How MS affects people over time
No two cases of multiple sclerosis are alike.
While many people living with MS are affected with some level of disability, this is not true of everyone ... and among those who do have a level of disability, this level varies greatly.
Studies have shown that a majority of persons living with MS lead fairly normal lives. MS symptoms may fluctuate, and they may progress in severity. And many people have periods of no apparent symptoms that may last many years, but lesions can still be forming in the CNS undetected.
Because MS can vary so widely from one person to another, no predictions of the outcome for any individual can be made. Statistically, however, a person with MS today has good reason for optimism – especially with early treatment to minimize the number of attacks.
Who gets MS?
Multiple sclerosis is generally diagnosed in individuals between the ages of 20 and 40. Women develop MS at a rate of two to three times that of men. In the United States, the disease is more common among Caucasians, especially those of northern European ancestry. MS occurs most frequently in “temperate zones” of neither extreme heat nor cold.
In the United States, it is estimated that approximately 350,000 people are living with multiple sclerosis, and nearly 200 cases are diagnosed every week.
More information about MS
This site contains many additional articles and resources to help you learn more about MS. Click the links below to find out more about:
In addition to these helpful resources, be sure to visit MS University® to find more information, test your knowledge, and earn points redeemable for great merchandise.



:w:
:sl:

Jazak Allah for you reply!

:w:
Reply

Isra
03-19-2006, 05:32 PM
My grandmother has had it since before I was born. She benifited from bee stings. Everyother day she would get stung by 5 or 6 bees on different parts of her body. Her back, her legs, her arms or her stomach.

She also takes a Beta-Seron injection every 2 days.

It's a terrible disease. Really no cure.
Reply

drshafqat
03-21-2006, 01:16 AM
Originally Posted by Isra
My grandmother has had it since before I was born. She benifited from bee stings. Everyother day she would get stung by 5 or 6 bees on different parts of her body. Her back, her legs, her arms or her stomach.

She also takes a Beta-Seron injection every 2 days.

It's a terrible disease. Really no cure.
Jazak Allah for your reply!!
Reply

drshafqat
03-21-2006, 01:20 AM
Originally Posted by drshafqat
Jazak Allah for your reply!!
Allah's Apostle Said like; no dsease is there n the world for which Alighty Allah Hasn't Sent a cure! I believe in that...
Reply

Hey there! Looks like you're enjoying the discussion, but you're not signed up for an account.

When you create an account, you can participate in the discussions and share your thoughts. You also get notifications, here and via email, whenever new posts are made. And you can like posts and make new friends.
Sign Up

Similar Threads

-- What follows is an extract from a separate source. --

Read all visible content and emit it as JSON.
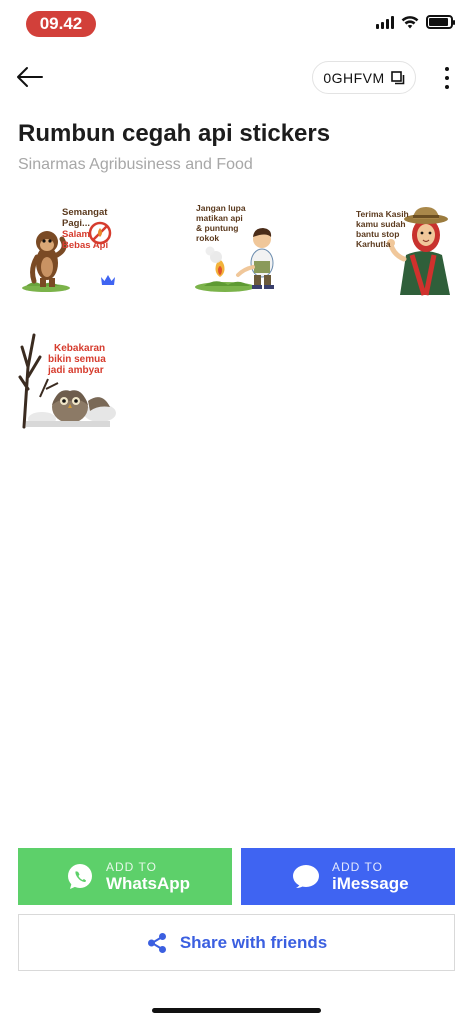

  1. Replies: 84
    Last Post: 10-25-2010, 12:46 AM
  2. Replies: 0
    Last Post: 03-15-2010, 01:22 PM
  3. Replies: 3
    Last Post: 05-08-2009, 05:00 PM
  4. Replies: 13
    Last Post: 07-05-2005, 06:34 PM

IslamicBoard

Experience a richer experience on our mobile app!